Coalition cracks: is Cameron secretly happy about it?
Twin attacks on Tory policy by Clegg and Cable make it easier for PM to please his backbenchers
VINCE CABLE is pouring cold water over David Cameron’s key pledge to cut immigration to fewer than 100,000 a year just 24 hours after Nick Clegg attacked George Osborne’s plans for a further massive cut in welfare spending.
The twin Lib Dem attacks on two key planks in Cameron’s election platform have sparked speculation at Westminster that the Chancellor and the Prime Minister are deliberately driving a wedge between the Tories and the Lib Dems, raising fresh questions over whether the coalition can last until the general election.
Cable says in a documentary by BBC political editor Nick Robinson on immigration to be screened tonight that it is "not sensible to have an arbitrary cap" on net migration because the government cannot control the numbers coming from the EU.
"The idea it should come down to 100,000 is something the Liberal Democrats have never signed up to because we simply regard it as impractical," says the Business Secretary.
Cable is a long-term critic of the Tory immigration curbs because he believes they will stop skilled workers coming to Britain and damage the country’s competitiveness.
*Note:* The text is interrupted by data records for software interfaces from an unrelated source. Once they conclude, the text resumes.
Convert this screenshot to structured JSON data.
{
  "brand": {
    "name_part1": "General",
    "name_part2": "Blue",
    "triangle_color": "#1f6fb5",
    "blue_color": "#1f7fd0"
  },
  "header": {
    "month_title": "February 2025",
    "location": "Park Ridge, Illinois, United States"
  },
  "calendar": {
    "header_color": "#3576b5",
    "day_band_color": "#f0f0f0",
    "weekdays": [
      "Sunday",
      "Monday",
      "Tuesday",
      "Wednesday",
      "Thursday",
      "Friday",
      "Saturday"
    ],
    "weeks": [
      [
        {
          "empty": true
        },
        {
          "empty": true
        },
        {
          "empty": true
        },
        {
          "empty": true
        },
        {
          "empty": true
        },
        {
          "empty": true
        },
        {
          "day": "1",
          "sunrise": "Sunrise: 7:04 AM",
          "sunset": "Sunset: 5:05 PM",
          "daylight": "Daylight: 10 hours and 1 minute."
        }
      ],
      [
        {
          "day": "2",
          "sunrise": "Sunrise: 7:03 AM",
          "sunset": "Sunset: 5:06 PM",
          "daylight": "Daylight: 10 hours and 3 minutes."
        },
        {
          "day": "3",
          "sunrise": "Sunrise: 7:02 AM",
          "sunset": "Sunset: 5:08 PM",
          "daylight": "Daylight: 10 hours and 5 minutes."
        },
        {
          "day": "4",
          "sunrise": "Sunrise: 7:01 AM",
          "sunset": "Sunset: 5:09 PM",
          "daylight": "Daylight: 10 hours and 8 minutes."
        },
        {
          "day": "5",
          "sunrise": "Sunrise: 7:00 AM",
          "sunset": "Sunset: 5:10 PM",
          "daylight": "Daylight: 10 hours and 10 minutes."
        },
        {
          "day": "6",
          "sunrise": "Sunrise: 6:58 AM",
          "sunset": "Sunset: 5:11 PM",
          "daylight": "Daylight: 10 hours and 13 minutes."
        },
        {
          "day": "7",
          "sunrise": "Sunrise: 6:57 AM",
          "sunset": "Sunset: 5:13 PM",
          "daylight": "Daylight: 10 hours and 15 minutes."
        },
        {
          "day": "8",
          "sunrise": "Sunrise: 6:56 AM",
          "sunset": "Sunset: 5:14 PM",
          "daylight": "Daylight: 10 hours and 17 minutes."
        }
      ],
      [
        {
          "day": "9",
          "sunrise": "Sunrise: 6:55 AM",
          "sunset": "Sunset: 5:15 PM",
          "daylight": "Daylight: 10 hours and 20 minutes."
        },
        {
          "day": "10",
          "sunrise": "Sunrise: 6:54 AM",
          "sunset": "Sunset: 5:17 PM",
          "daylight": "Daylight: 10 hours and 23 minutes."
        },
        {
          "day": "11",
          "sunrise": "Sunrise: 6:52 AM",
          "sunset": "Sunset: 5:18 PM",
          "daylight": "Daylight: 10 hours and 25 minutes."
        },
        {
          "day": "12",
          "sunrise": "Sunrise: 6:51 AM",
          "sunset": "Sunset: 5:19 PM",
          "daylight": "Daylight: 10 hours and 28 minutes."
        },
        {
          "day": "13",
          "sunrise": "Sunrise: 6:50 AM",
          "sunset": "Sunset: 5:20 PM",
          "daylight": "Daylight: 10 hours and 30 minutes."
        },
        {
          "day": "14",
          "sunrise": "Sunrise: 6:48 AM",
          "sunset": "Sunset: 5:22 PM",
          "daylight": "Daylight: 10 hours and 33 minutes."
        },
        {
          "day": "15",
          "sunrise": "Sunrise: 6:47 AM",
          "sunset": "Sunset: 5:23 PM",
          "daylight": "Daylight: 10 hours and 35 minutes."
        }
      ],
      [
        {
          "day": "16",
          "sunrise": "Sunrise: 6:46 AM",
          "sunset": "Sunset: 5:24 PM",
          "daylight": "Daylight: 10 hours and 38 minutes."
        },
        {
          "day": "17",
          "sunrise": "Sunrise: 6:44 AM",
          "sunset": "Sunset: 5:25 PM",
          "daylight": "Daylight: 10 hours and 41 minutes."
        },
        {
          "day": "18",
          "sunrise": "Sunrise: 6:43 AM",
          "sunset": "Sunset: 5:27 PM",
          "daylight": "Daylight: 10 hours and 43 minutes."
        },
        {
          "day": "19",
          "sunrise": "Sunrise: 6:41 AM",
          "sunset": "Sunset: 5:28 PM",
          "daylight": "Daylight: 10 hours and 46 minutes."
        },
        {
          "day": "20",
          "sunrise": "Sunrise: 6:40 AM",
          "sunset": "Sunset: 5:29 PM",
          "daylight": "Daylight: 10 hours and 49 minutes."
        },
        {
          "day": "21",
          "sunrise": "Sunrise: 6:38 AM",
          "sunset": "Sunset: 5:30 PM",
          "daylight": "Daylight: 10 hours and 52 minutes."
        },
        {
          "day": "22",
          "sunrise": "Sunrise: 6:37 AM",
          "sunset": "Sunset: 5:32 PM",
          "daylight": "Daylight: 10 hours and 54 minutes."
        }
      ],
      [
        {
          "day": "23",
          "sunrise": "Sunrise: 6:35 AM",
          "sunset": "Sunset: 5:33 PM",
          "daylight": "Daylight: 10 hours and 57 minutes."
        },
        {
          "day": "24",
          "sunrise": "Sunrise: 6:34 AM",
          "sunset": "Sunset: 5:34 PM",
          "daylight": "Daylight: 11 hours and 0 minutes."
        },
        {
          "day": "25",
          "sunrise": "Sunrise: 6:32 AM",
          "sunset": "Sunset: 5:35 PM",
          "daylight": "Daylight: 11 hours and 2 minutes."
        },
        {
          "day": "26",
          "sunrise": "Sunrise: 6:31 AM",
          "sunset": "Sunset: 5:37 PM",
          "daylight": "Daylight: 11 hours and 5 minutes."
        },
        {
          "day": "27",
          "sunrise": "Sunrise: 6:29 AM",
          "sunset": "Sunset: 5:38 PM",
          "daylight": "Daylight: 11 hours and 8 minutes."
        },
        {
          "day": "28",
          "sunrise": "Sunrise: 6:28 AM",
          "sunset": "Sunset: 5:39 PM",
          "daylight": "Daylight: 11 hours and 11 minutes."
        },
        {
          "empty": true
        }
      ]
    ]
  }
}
But he knows that the immigration target is absolutely central to Cameron’s offer to the thousands of core Tory voters who have been deserting in droves to Ukip.
Two new polls both put the Lib Dems on a lowly eight per cent, while Nigel Farage's anti-EU Ukip is consistently beating the Lib Dems at 16 per cent.
As for the welfare issue, as I reported yesterday Osborne risked a split with both Nick Clegg and fellow Tory Iain Duncan Smith by suggesting there must be deeper welfare cuts after the next general election.
The Times and The Guardian both splashed on the rift with IDS today but there was already bad blood between the two men, caused by the claim in the book In It Together by Matthew d’Ancona that Osborne once said about IDS: "He opposes every cut… You see Iain giving presentations and realise he’s just not clever enough."
Journalists summoned to Nick Clegg's press conference yesterday were more surprised by the strength of the Lib Dem leader's attack on Osborne. Clegg described the measures as a “monumental mistake” and said the Conservatives would be imposing “cuts for cuts’ sake” – a gift for Labour propagandists.
“On the Right, you’ve got a Conservative Party now who are driven, it seems to me, by two very clear ideological impulses,” Clegg said. “One is to remorselessly pare back the state, for ideological reasons, just cut back the state.
“Secondly, and I think they are making a monumental mistake in doing so, they have said that the only section of society which will bear the burden of further fiscal consolidation are the working-age poor — those dependent on welfare.”
The Lib Dems – on their current poll position – are on course to get trounced in the May local elections. They would normally be expected to do well in local government where they organise well, but Clegg’s readiness to prop up Cameron has alienated Lib Dem voters, and because they are seen as Europhiles, they are almost certain to come fourth in the European elections.
Clegg has earned such pariah status that Labour leader Ed Miliband is determined keep his distance from the Lib Dem leader to stop him spoiling the One Nation Labour brand (though he says nice things about Cable, a former Labour councillor). That could change immediately after the general election, if the Lib Dems hold the balance of power again, but it is likely Miliband would demand Clegg’s head as the price for sharing power.
There is already a strategy argument going on within the Tory Party about how long Cameron should hold the coalition together before making a break with Clegg and running the country on a minority government.
Cameron’s instinct is to keep the alliance going until the election campaign proper begins in April 2015. But some of his MPs favour a much earlier break to enable them to show their Tory supporters they have not been infected with rising damp by the soggy Liberal Democrats.
Being attacked by Clegg and Cable makes Cameron’s job of pulling his own party together far easier - so the PM might secretly welcome the noises off caused by Clegg and Cable. The Business Secretary, it should be remembered, is a favourite Tory hate figure: he was voted 'Yellow Bastard of the Year' in a straw poll of Tory supporters by the grassroots website, ConservativeHome.
The coalition is in for a battering – and it’s just a question of time before it cracks.
'The Truth About Immigration', BBC2, 9.30 pm, Tuesday 7 January.